CDs offer 'green' fireworks
The Taipei City Government Department of Environmental Protection is offering free "firecracker sound" CDs to residents to make the Lunar New Year safer and more environmentally friendly. Department officials said the CDs were being offered to encourage people not to use firecrackers during the festive season to cut down on air and noise pollution and have a safe holiday. To provide an alternative, the department made audio recordings of firecracker sounds available on its Web site prior to last year's Lunar New Year holidays. Copies of the CD can be picked up for free at the department's main office in Xinyi District (信義), the officials said, adding that the audio file is also available on the department's Web site.
Superstition leads to change
National ID card numbers will no longer have more than one number "4" in the future, Minister of the Interior Lee Yi-yang (李逸洋) said in a news release yesterday. "Because the number '4' is traditionally considered an unlucky number, [the ministry] stopped issuing national ID cards ending in '4' in 2000," the statement said. "But the number `4' can still appear on national IDs." The number "4" is considered an unlucky number because the Mandarin pronunciation, si, sounds similar to the word for "death." The statement said avoiding the number "4" completely would be too difficult because 45 percent of national ID numbers would have to be replaced. Instead, the ministry will allow no more than one "4" on new national ID cards. The ministry will also allow "anybody whose national ID number contains a number '4' to apply to change their national ID number," the statement said.
China targets Web site
Police in China have shut down a Taiwan-based Web site that featured Chinese women in erotic footage and have arrested 33 people involved in the operation, China's state media reported on Wednesday. Viewers, mostly in Taiwan, paid to watch footage taken in Guangdong Province, Xinhua news agency said. The site had been in operation for more than one year and took in more than US$137,000 in three months, it said. Police told Xinhua that 23 of those arrested were performers for the site at 12 locations. The other 10 helped manage the operation. Two Taiwanese were among the 10 organizers, the report said without elaborating.
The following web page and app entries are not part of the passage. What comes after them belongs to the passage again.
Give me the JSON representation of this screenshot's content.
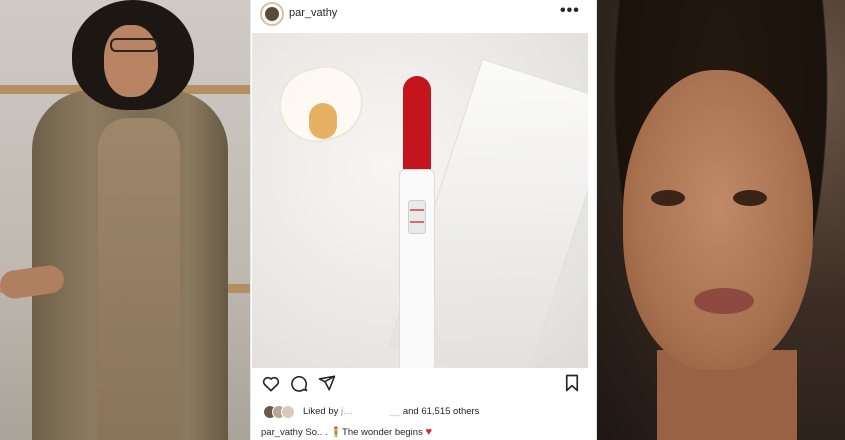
{
  "post": {
    "username": "par_vathy",
    "more_label": "•••",
    "likes": {
      "liked_by_label": "Liked by",
      "liked_by_name": "j…",
      "and_label": "and",
      "count": "61,515",
      "others_label": "others"
    },
    "caption": {
      "username": "par_vathy",
      "text": "So.. . 🧍The wonder begins",
      "heart": "♥"
    }
  },
  "icons": {
    "like": "heart-icon",
    "comment": "comment-icon",
    "share": "send-icon",
    "save": "bookmark-icon",
    "more": "more-icon"
  },
  "colors": {
    "test_cap": "#c4141e",
    "heart": "#e0262e",
    "text": "#262626"
  }
}
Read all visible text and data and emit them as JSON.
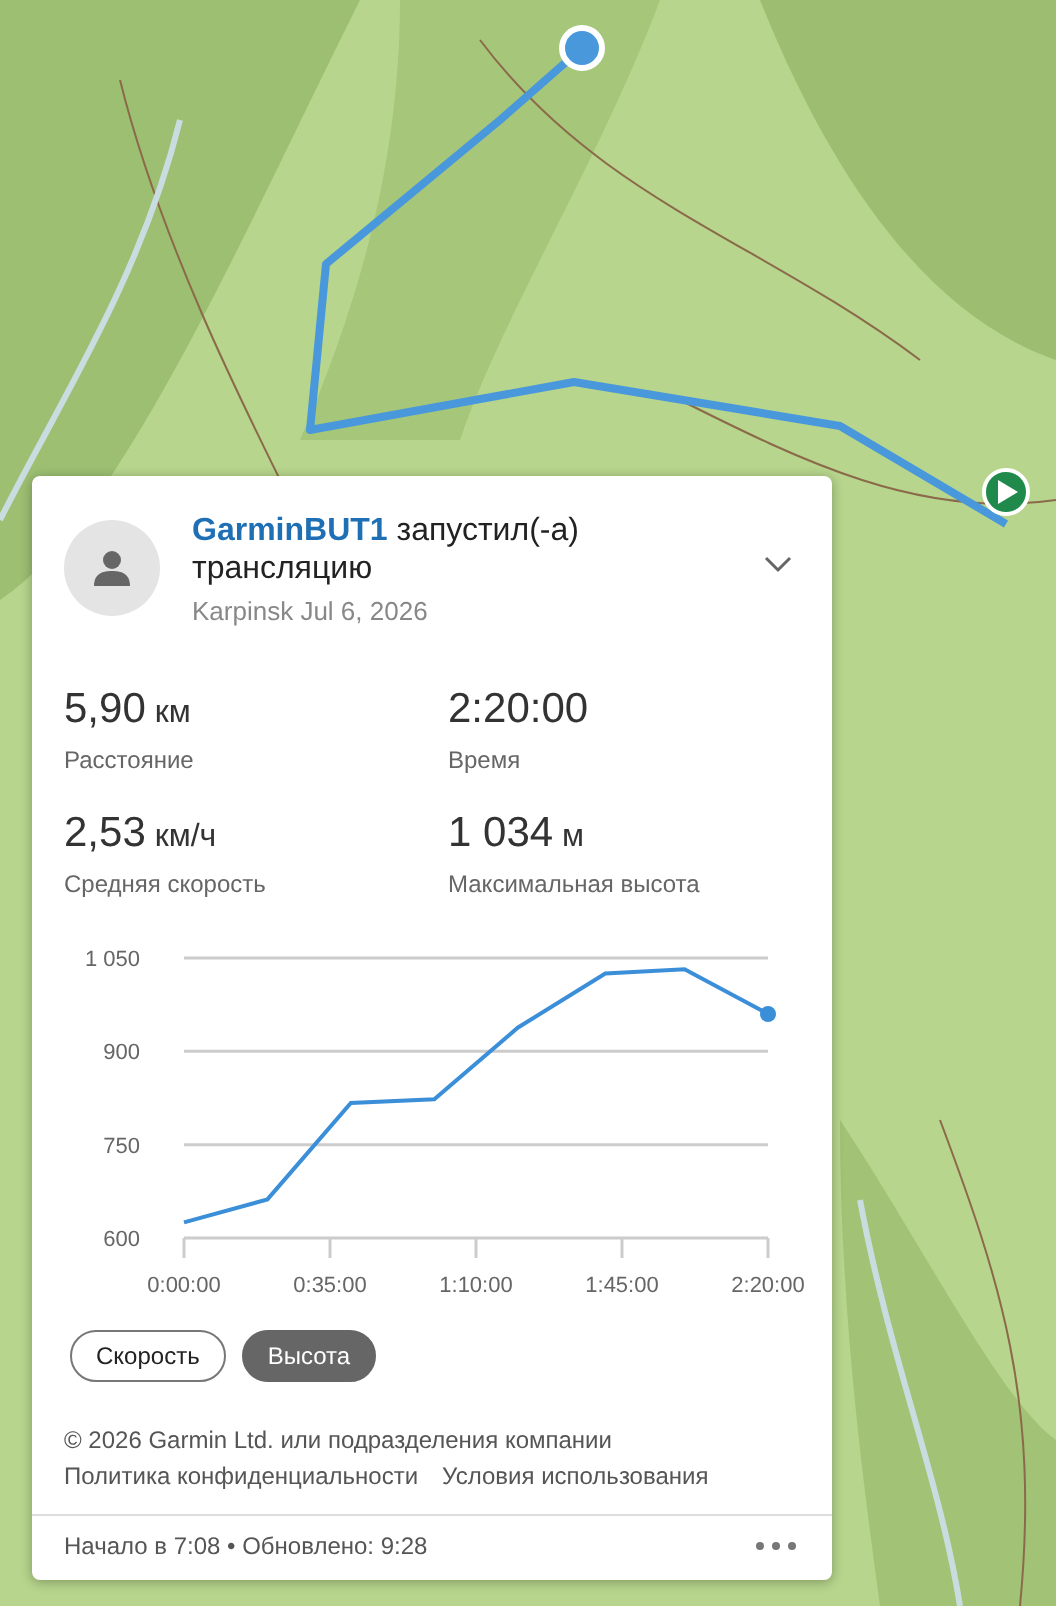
{
  "event": {
    "user": "GarminBUT1",
    "action": "запустил(-а) трансляцию",
    "meta": "Karpinsk Jul 6, 2026"
  },
  "stats": [
    {
      "value": "5,90",
      "unit": "км",
      "label": "Расстояние"
    },
    {
      "value": "2:20:00",
      "label": "Время"
    },
    {
      "value": "2,53",
      "unit": "км/ч",
      "label": "Средняя скорость"
    },
    {
      "value": "1 034",
      "unit": "м",
      "label": "Максимальная высота"
    }
  ],
  "chart": {
    "chart_data": {
      "type": "line",
      "x": [
        0,
        20,
        40,
        60,
        80,
        101,
        120,
        140
      ],
      "series": [
        {
          "color": "#3b8fd9",
          "values": [
            625,
            662,
            817,
            823,
            938,
            1025,
            1032,
            960
          ]
        }
      ],
      "xlim": [
        0,
        140
      ],
      "ylim": [
        600,
        1050
      ],
      "xticks": [
        {
          "value": 0,
          "label": "0:00:00"
        },
        {
          "value": 35,
          "label": "0:35:00"
        },
        {
          "value": 70,
          "label": "1:10:00"
        },
        {
          "value": 105,
          "label": "1:45:00"
        },
        {
          "value": 140,
          "label": "2:20:00"
        }
      ],
      "yticks": [
        600,
        750,
        900,
        {
          "value": 1050,
          "label": "1 050"
        }
      ]
    }
  },
  "toggles": [
    {
      "label": "Скорость",
      "selected": false
    },
    {
      "label": "Высота",
      "selected": true
    }
  ],
  "legal": {
    "copyright": "© 2026 Garmin Ltd. или подразделения компании",
    "links": [
      "Политика конфиденциальности",
      "Условия использования"
    ]
  },
  "footer": {
    "status": "Начало в 7:08 • Обновлено: 9:28"
  }
}
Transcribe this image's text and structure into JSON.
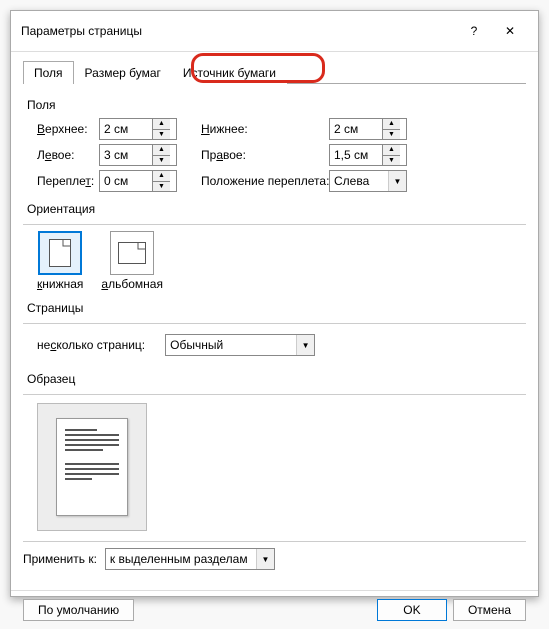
{
  "dialog": {
    "title": "Параметры страницы",
    "help_icon": "?",
    "close_icon": "✕"
  },
  "tabs": {
    "items": [
      "Поля",
      "Размер бумаг",
      "Источник бумаги"
    ],
    "active_index": 0,
    "highlight_index": 2
  },
  "margins": {
    "section_label": "Поля",
    "top_label": "Верхнее:",
    "top_value": "2 см",
    "bottom_label": "Нижнее:",
    "bottom_value": "2 см",
    "left_label": "Левое:",
    "left_value": "3 см",
    "right_label": "Правое:",
    "right_value": "1,5 см",
    "gutter_label": "Переплет:",
    "gutter_value": "0 см",
    "gutter_pos_label": "Положение переплета:",
    "gutter_pos_value": "Слева"
  },
  "orientation": {
    "section_label": "Ориентация",
    "portrait_label": "книжная",
    "landscape_label": "альбомная",
    "selected": "portrait"
  },
  "pages": {
    "section_label": "Страницы",
    "multiple_label": "несколько страниц:",
    "multiple_value": "Обычный"
  },
  "preview": {
    "section_label": "Образец"
  },
  "apply": {
    "label": "Применить к:",
    "value": "к выделенным разделам"
  },
  "buttons": {
    "default": "По умолчанию",
    "ok": "OK",
    "cancel": "Отмена"
  }
}
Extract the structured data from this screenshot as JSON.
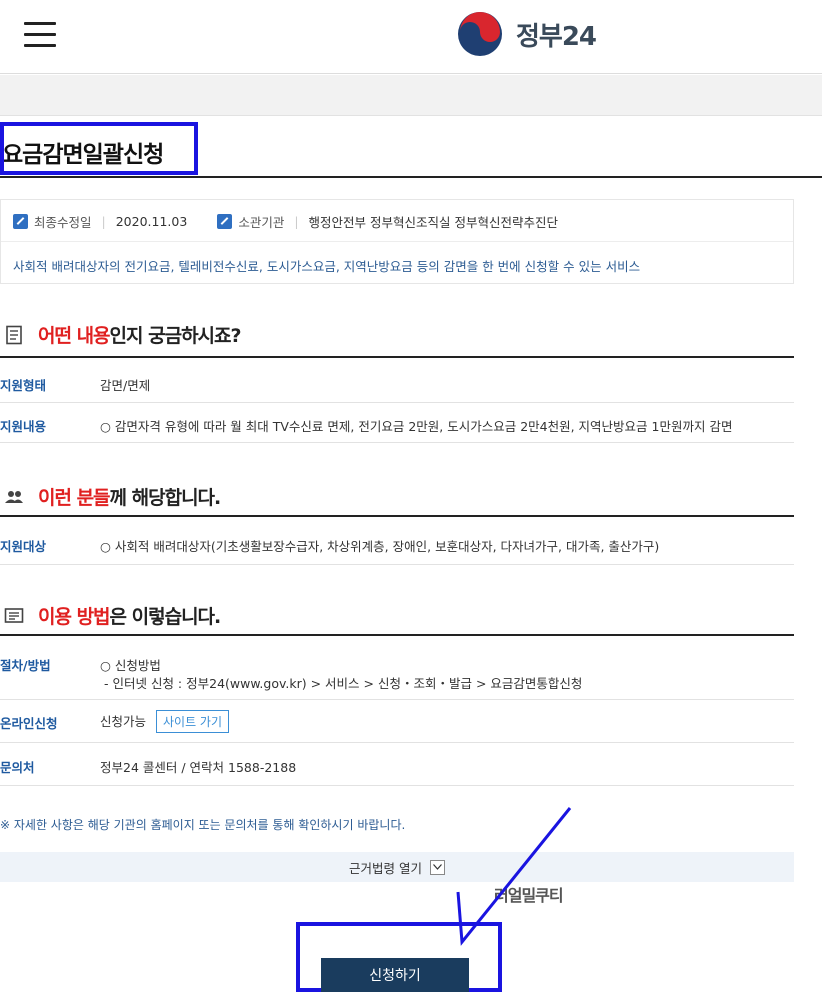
{
  "header": {
    "logo_text": "정부24"
  },
  "page": {
    "title": "요금감면일괄신청"
  },
  "info": {
    "updated_label": "최종수정일",
    "updated_value": "2020.11.03",
    "agency_label": "소관기관",
    "agency_value": "행정안전부 정부혁신조직실 정부혁신전략추진단",
    "description": "사회적 배려대상자의 전기요금, 텔레비전수신료, 도시가스요금, 지역난방요금 등의 감면을 한 번에 신청할 수 있는 서비스"
  },
  "sections": {
    "what": {
      "highlight": "어떤 내용",
      "rest": "인지 궁금하시죠?",
      "rows": [
        {
          "label": "지원형태",
          "value": "감면/면제"
        },
        {
          "label": "지원내용",
          "value": "○ 감면자격 유형에 따라 월 최대 TV수신료 면제, 전기요금 2만원, 도시가스요금 2만4천원, 지역난방요금 1만원까지 감면"
        }
      ]
    },
    "who": {
      "highlight": "이런 분들",
      "rest": "께 해당합니다.",
      "rows": [
        {
          "label": "지원대상",
          "value": "○ 사회적 배려대상자(기초생활보장수급자, 차상위계층, 장애인, 보훈대상자, 다자녀가구, 대가족, 출산가구)"
        }
      ]
    },
    "how": {
      "highlight": "이용 방법",
      "rest": "은 이렇습니다.",
      "rows": [
        {
          "label": "절차/방법",
          "value": "○ 신청방법",
          "value2": "- 인터넷 신청 : 정부24(www.gov.kr) > 서비스 > 신청・조회・발급 > 요금감면통합신청"
        },
        {
          "label": "온라인신청",
          "value": "신청가능",
          "button": "사이트 가기"
        },
        {
          "label": "문의처",
          "value": "정부24 콜센터 / 연락처 1588-2188"
        }
      ]
    }
  },
  "note": "※ 자세한 사항은 해당 기관의 홈페이지 또는 문의처를 통해 확인하시기 바랍니다.",
  "law_toggle_label": "근거법령 열기",
  "overlay_text": "러얼밀쿠티",
  "apply_button": "신청하기",
  "colors": {
    "highlight": "#e02020",
    "annotation": "#1a14e0",
    "apply_bg": "#1a3c5e"
  }
}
SPEEDING ELETRIC VEHICLES: Available without license requirements, the low-cost vehicles, especially if illicitly modified, can often reach a dangerous speed The government should crack down on illegal electric bicycles and scooters, the non-profit Consumers’ Foundation said on Friday, citing research on the potentially dangerous speed of the vehicles. Electric bicycles and lightweight electric scooters have gained popularity as they do not require registration and riders do not need licenses, the foundation said, adding that as many as 40 percent of them can reach speeds exceeding the legal limit of 25kph for non-licensed two-wheelers. Some consumers also purchased legal electric vehicles and modified them to reach higher speeds, it said. “If the government does not step up efforts to confiscate these
‘RELIABLE PARTNER’: US Secretary of Health and Human Services Alex Azar praised the ‘Taiwan model,’ saying that the nation brought its spirit to its COVID-19 response The first memorandum of understanding (MOU) on health cooperation between the Ministry of Health and Welfare and the US Department of Health and Human Services was yesterday signed at the Centers for Disease Control in Taipei. The memorandum was signed between the American Institute in Taiwan (AIT) and the Taipei Economic and Cultural Representative Office in the US, by AIT Director Brent Christensen and Taiwan Council for US Affairs Chairperson Jen-ni Yang (楊珍妮). US Secretary of Health and Human Services Alex Azar and Minister of Health and Welfare Chen Shih-chung (陳時中) witnessed the signing of the memorandum, designed to enhance the nations’
NEW CASE REPORTED: A man who returned from South Africa on a flight with the nation’s 460th and 461st cases has now tested positive for the disease The Central Epidemic Command Center (CECC) yesterday said that there is no need to test all arrivals to the nation for COVID-19, a policy the Executive Yuan supports. The center reported one new imported case, bringing the nation’s tally of confirmed cases to 477. The new case is a Taiwanese man in his 60s who on July 25 returned from South Africa, said Centers for Disease Control (CDC) Deputy Director-General Chuang Jen-hsiang (莊人祥), who is also the CECC’s spokesman. The man had returned to Taiwan on the same flight as cases Nos. 460 and 461, reported on July 27, Chuang said. On July 24,
Minister of Foreign Affairs Joseph Wu (吳釗燮) yesterday tweeted a welcome to Somaliland’s first representative to Taiwan, Mohamed Omar Hagi Mohamoud, who arrived on Friday. Mohamoud had “braved Chinese pressure” to take up his new post, Wu wrote. “The fact ‘sovereignty & friendship aren’t for sale’ deserves international recognition,” referring to a Somaliland media report earlier this month that Somaliland President Muse Bihi Abdi had rejected an offer by the Chinese government in exchange for ending its rapprochement with Taiwan. Wu also thanked the US National Security Council (NSC) for praising Taiwan-Somaliland ties. A council tweet on July 10 praised Taiwan